**Problem:** Would you print the records as they stand, down to the last character?

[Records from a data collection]
--- --- ---

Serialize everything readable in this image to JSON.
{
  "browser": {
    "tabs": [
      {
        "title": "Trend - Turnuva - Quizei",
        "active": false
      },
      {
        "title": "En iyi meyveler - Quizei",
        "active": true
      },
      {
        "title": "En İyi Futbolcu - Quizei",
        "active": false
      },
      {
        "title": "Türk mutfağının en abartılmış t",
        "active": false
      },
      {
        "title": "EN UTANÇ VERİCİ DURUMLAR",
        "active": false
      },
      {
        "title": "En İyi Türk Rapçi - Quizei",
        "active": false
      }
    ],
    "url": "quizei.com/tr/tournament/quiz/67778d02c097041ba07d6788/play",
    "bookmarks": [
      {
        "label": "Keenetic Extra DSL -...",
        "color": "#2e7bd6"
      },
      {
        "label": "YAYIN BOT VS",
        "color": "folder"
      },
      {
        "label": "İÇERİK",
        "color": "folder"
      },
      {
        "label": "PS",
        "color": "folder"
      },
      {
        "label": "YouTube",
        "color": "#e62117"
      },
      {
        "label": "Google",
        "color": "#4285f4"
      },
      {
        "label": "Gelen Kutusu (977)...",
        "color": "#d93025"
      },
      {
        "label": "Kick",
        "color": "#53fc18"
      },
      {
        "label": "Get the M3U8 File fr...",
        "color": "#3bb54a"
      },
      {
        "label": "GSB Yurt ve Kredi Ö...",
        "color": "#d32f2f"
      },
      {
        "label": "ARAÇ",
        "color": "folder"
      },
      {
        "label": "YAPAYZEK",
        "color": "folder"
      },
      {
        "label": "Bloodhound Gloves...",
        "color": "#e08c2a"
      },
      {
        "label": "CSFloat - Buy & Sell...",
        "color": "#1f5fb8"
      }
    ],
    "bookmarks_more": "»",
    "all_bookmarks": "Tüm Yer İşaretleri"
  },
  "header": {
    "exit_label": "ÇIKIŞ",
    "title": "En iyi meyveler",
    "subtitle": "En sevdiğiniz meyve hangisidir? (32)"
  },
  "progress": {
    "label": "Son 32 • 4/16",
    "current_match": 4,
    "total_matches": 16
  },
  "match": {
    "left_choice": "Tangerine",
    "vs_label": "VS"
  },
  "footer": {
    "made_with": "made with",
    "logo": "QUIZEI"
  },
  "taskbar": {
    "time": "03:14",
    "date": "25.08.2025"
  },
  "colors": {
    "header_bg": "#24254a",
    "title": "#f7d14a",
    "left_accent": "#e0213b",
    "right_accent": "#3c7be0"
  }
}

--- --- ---

**Solution below:**
Serialize everything readable in this image to JSON.
{
  "browser": {
    "tabs": [
      {
        "title": "Trend - Turnuva - Quizei",
        "active": false
      },
      {
        "title": "En iyi meyveler - Quizei",
        "active": true
      },
      {
        "title": "En İyi Futbolcu - Quizei",
        "active": false
      },
      {
        "title": "Türk mutfağının en abartılmış t",
        "active": false
      },
      {
        "title": "EN UTANÇ VERİCİ DURUMLAR",
        "active": false
      },
      {
        "title": "En İyi Türk Rapçi - Quizei",
        "active": false
      }
    ],
    "url": "quizei.com/tr/tournament/quiz/67778d02c097041ba07d6788/play",
    "bookmarks": [
      {
        "label": "Keenetic Extra DSL -...",
        "color": "#2e7bd6"
      },
      {
        "label": "YAYIN BOT VS",
        "color": "folder"
      },
      {
        "label": "İÇERİK",
        "color": "folder"
      },
      {
        "label": "PS",
        "color": "folder"
      },
      {
        "label": "YouTube",
        "color": "#e62117"
      },
      {
        "label": "Google",
        "color": "#4285f4"
      },
      {
        "label": "Gelen Kutusu (977)...",
        "color": "#d93025"
      },
      {
        "label": "Kick",
        "color": "#53fc18"
      },
      {
        "label": "Get the M3U8 File fr...",
        "color": "#3bb54a"
      },
      {
        "label": "GSB Yurt ve Kredi Ö...",
        "color": "#d32f2f"
      },
      {
        "label": "ARAÇ",
        "color": "folder"
      },
      {
        "label": "YAPAYZEK",
        "color": "folder"
      },
      {
        "label": "Bloodhound Gloves...",
        "color": "#e08c2a"
      },
      {
        "label": "CSFloat - Buy & Sell...",
        "color": "#1f5fb8"
      }
    ],
    "bookmarks_more": "»",
    "all_bookmarks": "Tüm Yer İşaretleri"
  },
  "header": {
    "exit_label": "ÇIKIŞ",
    "title": "En iyi meyveler",
    "subtitle": "En sevdiğiniz meyve hangisidir? (32)"
  },
  "progress": {
    "label": "Son 32 • 4/16",
    "current_match": 4,
    "total_matches": 16
  },
  "match": {
    "left_choice": "Tangerine",
    "vs_label": "VS"
  },
  "footer": {
    "made_with": "made with",
    "logo": "QUIZEI"
  },
  "taskbar": {
    "time": "03:14",
    "date": "25.08.2025"
  },
  "colors": {
    "header_bg": "#24254a",
    "title": "#f7d14a",
    "left_accent": "#e0213b",
    "right_accent": "#3c7be0"
  }
}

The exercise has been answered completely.